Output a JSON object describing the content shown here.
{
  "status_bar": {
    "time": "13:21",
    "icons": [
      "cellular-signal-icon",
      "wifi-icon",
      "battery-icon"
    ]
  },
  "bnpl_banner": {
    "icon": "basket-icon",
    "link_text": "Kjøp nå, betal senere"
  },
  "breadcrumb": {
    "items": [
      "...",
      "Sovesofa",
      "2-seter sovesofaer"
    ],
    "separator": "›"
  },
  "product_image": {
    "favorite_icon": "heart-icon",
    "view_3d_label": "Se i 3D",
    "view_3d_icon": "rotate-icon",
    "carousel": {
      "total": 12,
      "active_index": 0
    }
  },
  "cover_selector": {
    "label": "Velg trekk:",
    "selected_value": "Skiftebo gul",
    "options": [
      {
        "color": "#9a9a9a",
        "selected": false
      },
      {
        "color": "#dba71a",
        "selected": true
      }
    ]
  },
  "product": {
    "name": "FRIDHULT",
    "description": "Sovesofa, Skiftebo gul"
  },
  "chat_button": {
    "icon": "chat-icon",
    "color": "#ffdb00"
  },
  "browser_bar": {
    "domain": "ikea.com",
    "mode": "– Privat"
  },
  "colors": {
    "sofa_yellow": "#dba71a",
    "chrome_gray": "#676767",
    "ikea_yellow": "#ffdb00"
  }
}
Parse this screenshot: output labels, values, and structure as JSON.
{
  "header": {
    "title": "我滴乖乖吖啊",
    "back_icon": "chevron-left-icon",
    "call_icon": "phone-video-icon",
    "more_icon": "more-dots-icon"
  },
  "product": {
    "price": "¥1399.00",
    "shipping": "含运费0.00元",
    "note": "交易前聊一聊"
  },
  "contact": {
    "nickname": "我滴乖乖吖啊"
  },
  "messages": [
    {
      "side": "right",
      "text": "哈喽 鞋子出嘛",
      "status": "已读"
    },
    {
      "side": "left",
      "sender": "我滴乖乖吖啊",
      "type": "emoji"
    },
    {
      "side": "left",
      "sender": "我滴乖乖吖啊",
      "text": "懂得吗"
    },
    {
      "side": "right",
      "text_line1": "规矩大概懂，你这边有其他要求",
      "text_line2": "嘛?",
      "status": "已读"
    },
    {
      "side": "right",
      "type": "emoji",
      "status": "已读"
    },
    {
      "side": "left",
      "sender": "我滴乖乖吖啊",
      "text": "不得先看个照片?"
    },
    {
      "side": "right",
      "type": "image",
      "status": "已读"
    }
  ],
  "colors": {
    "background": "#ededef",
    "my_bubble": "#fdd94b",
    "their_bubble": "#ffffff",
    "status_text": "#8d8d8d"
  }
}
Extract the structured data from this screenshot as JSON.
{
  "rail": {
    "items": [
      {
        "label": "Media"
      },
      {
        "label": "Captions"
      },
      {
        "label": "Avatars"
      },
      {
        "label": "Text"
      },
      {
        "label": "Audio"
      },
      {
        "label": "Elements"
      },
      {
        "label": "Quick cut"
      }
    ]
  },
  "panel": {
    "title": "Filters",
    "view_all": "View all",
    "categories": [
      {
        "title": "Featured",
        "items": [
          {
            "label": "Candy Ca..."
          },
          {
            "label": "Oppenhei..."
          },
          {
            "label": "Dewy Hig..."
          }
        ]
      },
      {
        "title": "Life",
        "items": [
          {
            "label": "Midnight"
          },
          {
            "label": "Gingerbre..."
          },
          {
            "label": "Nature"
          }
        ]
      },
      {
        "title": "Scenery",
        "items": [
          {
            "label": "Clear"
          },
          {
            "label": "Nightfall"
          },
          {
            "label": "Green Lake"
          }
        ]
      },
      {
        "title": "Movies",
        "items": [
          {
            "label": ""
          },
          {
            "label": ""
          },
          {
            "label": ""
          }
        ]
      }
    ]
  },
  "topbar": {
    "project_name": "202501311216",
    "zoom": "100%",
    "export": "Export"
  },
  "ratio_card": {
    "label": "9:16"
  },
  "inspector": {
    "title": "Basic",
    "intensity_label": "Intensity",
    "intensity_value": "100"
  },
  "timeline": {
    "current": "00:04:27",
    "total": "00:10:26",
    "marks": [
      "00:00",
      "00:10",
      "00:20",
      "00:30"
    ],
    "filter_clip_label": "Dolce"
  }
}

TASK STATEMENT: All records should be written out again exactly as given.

RESULT FOR THIS EXERCISE:
Output a JSON object describing the content shown here.
{
  "status_bar": {
    "time": "13:21",
    "icons": [
      "cellular-signal-icon",
      "wifi-icon",
      "battery-icon"
    ]
  },
  "bnpl_banner": {
    "icon": "basket-icon",
    "link_text": "Kjøp nå, betal senere"
  },
  "breadcrumb": {
    "items": [
      "...",
      "Sovesofa",
      "2-seter sovesofaer"
    ],
    "separator": "›"
  },
  "product_image": {
    "favorite_icon": "heart-icon",
    "view_3d_label": "Se i 3D",
    "view_3d_icon": "rotate-icon",
    "carousel": {
      "total": 12,
      "active_index": 0
    }
  },
  "cover_selector": {
    "label": "Velg trekk:",
    "selected_value": "Skiftebo gul",
    "options": [
      {
        "color": "#9a9a9a",
        "selected": false
      },
      {
        "color": "#dba71a",
        "selected": true
      }
    ]
  },
  "product": {
    "name": "FRIDHULT",
    "description": "Sovesofa, Skiftebo gul"
  },
  "chat_button": {
    "icon": "chat-icon",
    "color": "#ffdb00"
  },
  "browser_bar": {
    "domain": "ikea.com",
    "mode": "– Privat"
  },
  "colors": {
    "sofa_yellow": "#dba71a",
    "chrome_gray": "#676767",
    "ikea_yellow": "#ffdb00"
  }
}
Parse this screenshot: output labels, values, and structure as JSON.
{
  "header": {
    "title": "我滴乖乖吖啊",
    "back_icon": "chevron-left-icon",
    "call_icon": "phone-video-icon",
    "more_icon": "more-dots-icon"
  },
  "product": {
    "price": "¥1399.00",
    "shipping": "含运费0.00元",
    "note": "交易前聊一聊"
  },
  "contact": {
    "nickname": "我滴乖乖吖啊"
  },
  "messages": [
    {
      "side": "right",
      "text": "哈喽 鞋子出嘛",
      "status": "已读"
    },
    {
      "side": "left",
      "sender": "我滴乖乖吖啊",
      "type": "emoji"
    },
    {
      "side": "left",
      "sender": "我滴乖乖吖啊",
      "text": "懂得吗"
    },
    {
      "side": "right",
      "text_line1": "规矩大概懂，你这边有其他要求",
      "text_line2": "嘛?",
      "status": "已读"
    },
    {
      "side": "right",
      "type": "emoji",
      "status": "已读"
    },
    {
      "side": "left",
      "sender": "我滴乖乖吖啊",
      "text": "不得先看个照片?"
    },
    {
      "side": "right",
      "type": "image",
      "status": "已读"
    }
  ],
  "colors": {
    "background": "#ededef",
    "my_bubble": "#fdd94b",
    "their_bubble": "#ffffff",
    "status_text": "#8d8d8d"
  }
}
Extract the structured data from this screenshot as JSON.
{
  "rail": {
    "items": [
      {
        "label": "Media"
      },
      {
        "label": "Captions"
      },
      {
        "label": "Avatars"
      },
      {
        "label": "Text"
      },
      {
        "label": "Audio"
      },
      {
        "label": "Elements"
      },
      {
        "label": "Quick cut"
      }
    ]
  },
  "panel": {
    "title": "Filters",
    "view_all": "View all",
    "categories": [
      {
        "title": "Featured",
        "items": [
          {
            "label": "Candy Ca..."
          },
          {
            "label": "Oppenhei..."
          },
          {
            "label": "Dewy Hig..."
          }
        ]
      },
      {
        "title": "Life",
        "items": [
          {
            "label": "Midnight"
          },
          {
            "label": "Gingerbre..."
          },
          {
            "label": "Nature"
          }
        ]
      },
      {
        "title": "Scenery",
        "items": [
          {
            "label": "Clear"
          },
          {
            "label": "Nightfall"
          },
          {
            "label": "Green Lake"
          }
        ]
      },
      {
        "title": "Movies",
        "items": [
          {
            "label": ""
          },
          {
            "label": ""
          },
          {
            "label": ""
          }
        ]
      }
    ]
  },
  "topbar": {
    "project_name": "202501311216",
    "zoom": "100%",
    "export": "Export"
  },
  "ratio_card": {
    "label": "9:16"
  },
  "inspector": {
    "title": "Basic",
    "intensity_label": "Intensity",
    "intensity_value": "100"
  },
  "timeline": {
    "current": "00:04:27",
    "total": "00:10:26",
    "marks": [
      "00:00",
      "00:10",
      "00:20",
      "00:30"
    ],
    "filter_clip_label": "Dolce"
  }
}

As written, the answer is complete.